== Segment start ==
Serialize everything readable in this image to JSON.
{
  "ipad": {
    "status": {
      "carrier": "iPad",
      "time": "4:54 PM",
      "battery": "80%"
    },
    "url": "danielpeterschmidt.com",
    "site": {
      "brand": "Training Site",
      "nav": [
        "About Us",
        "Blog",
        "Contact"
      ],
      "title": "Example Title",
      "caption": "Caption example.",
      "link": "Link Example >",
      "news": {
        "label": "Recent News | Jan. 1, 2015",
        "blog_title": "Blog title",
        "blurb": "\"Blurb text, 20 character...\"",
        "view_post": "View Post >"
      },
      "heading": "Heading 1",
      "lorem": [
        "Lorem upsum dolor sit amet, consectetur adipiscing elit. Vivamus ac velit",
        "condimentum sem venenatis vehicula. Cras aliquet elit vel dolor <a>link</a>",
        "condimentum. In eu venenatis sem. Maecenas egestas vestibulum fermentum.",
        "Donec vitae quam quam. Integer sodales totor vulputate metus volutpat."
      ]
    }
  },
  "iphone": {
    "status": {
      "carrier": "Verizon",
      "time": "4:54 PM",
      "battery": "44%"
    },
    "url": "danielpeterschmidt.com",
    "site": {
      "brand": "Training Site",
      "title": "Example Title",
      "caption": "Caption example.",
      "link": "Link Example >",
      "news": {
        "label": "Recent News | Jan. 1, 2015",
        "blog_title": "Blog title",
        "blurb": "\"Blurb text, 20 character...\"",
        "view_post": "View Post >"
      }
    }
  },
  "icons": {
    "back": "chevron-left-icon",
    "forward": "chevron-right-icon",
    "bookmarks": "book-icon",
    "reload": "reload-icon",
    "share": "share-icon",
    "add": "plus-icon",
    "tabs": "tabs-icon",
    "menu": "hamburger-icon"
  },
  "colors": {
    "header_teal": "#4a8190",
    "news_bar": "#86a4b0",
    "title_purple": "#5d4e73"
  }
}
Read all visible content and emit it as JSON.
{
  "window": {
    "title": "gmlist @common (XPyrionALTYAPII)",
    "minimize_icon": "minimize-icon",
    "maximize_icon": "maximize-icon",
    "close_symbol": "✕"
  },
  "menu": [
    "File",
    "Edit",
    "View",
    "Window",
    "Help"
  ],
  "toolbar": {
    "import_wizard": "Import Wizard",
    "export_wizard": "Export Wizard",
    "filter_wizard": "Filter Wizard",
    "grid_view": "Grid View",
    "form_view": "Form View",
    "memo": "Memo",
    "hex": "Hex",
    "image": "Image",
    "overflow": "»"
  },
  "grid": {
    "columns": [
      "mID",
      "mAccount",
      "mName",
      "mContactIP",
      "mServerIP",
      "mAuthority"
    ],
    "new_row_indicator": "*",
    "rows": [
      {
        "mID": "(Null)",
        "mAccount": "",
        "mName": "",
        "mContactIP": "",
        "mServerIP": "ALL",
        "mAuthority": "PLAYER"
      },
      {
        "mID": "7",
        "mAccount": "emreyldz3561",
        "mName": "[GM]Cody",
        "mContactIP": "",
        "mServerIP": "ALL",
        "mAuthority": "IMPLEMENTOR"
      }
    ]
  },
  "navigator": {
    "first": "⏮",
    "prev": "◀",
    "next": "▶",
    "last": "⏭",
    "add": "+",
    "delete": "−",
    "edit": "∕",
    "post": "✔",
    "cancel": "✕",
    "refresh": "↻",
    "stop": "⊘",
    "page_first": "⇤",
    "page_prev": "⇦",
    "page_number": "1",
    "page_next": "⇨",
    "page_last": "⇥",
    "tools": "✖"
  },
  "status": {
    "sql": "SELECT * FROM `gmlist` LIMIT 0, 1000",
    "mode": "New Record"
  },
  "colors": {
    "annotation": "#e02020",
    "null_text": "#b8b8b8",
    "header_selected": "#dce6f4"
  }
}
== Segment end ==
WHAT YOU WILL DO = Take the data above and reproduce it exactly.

TASK RESULT =
Serialize everything readable in this image to JSON.
{
  "ipad": {
    "status": {
      "carrier": "iPad",
      "time": "4:54 PM",
      "battery": "80%"
    },
    "url": "danielpeterschmidt.com",
    "site": {
      "brand": "Training Site",
      "nav": [
        "About Us",
        "Blog",
        "Contact"
      ],
      "title": "Example Title",
      "caption": "Caption example.",
      "link": "Link Example >",
      "news": {
        "label": "Recent News | Jan. 1, 2015",
        "blog_title": "Blog title",
        "blurb": "\"Blurb text, 20 character...\"",
        "view_post": "View Post >"
      },
      "heading": "Heading 1",
      "lorem": [
        "Lorem upsum dolor sit amet, consectetur adipiscing elit. Vivamus ac velit",
        "condimentum sem venenatis vehicula. Cras aliquet elit vel dolor <a>link</a>",
        "condimentum. In eu venenatis sem. Maecenas egestas vestibulum fermentum.",
        "Donec vitae quam quam. Integer sodales totor vulputate metus volutpat."
      ]
    }
  },
  "iphone": {
    "status": {
      "carrier": "Verizon",
      "time": "4:54 PM",
      "battery": "44%"
    },
    "url": "danielpeterschmidt.com",
    "site": {
      "brand": "Training Site",
      "title": "Example Title",
      "caption": "Caption example.",
      "link": "Link Example >",
      "news": {
        "label": "Recent News | Jan. 1, 2015",
        "blog_title": "Blog title",
        "blurb": "\"Blurb text, 20 character...\"",
        "view_post": "View Post >"
      }
    }
  },
  "icons": {
    "back": "chevron-left-icon",
    "forward": "chevron-right-icon",
    "bookmarks": "book-icon",
    "reload": "reload-icon",
    "share": "share-icon",
    "add": "plus-icon",
    "tabs": "tabs-icon",
    "menu": "hamburger-icon"
  },
  "colors": {
    "header_teal": "#4a8190",
    "news_bar": "#86a4b0",
    "title_purple": "#5d4e73"
  }
}
Read all visible content and emit it as JSON.
{
  "window": {
    "title": "gmlist @common (XPyrionALTYAPII)",
    "minimize_icon": "minimize-icon",
    "maximize_icon": "maximize-icon",
    "close_symbol": "✕"
  },
  "menu": [
    "File",
    "Edit",
    "View",
    "Window",
    "Help"
  ],
  "toolbar": {
    "import_wizard": "Import Wizard",
    "export_wizard": "Export Wizard",
    "filter_wizard": "Filter Wizard",
    "grid_view": "Grid View",
    "form_view": "Form View",
    "memo": "Memo",
    "hex": "Hex",
    "image": "Image",
    "overflow": "»"
  },
  "grid": {
    "columns": [
      "mID",
      "mAccount",
      "mName",
      "mContactIP",
      "mServerIP",
      "mAuthority"
    ],
    "new_row_indicator": "*",
    "rows": [
      {
        "mID": "(Null)",
        "mAccount": "",
        "mName": "",
        "mContactIP": "",
        "mServerIP": "ALL",
        "mAuthority": "PLAYER"
      },
      {
        "mID": "7",
        "mAccount": "emreyldz3561",
        "mName": "[GM]Cody",
        "mContactIP": "",
        "mServerIP": "ALL",
        "mAuthority": "IMPLEMENTOR"
      }
    ]
  },
  "navigator": {
    "first": "⏮",
    "prev": "◀",
    "next": "▶",
    "last": "⏭",
    "add": "+",
    "delete": "−",
    "edit": "∕",
    "post": "✔",
    "cancel": "✕",
    "refresh": "↻",
    "stop": "⊘",
    "page_first": "⇤",
    "page_prev": "⇦",
    "page_number": "1",
    "page_next": "⇨",
    "page_last": "⇥",
    "tools": "✖"
  },
  "status": {
    "sql": "SELECT * FROM `gmlist` LIMIT 0, 1000",
    "mode": "New Record"
  },
  "colors": {
    "annotation": "#e02020",
    "null_text": "#b8b8b8",
    "header_selected": "#dce6f4"
  }
}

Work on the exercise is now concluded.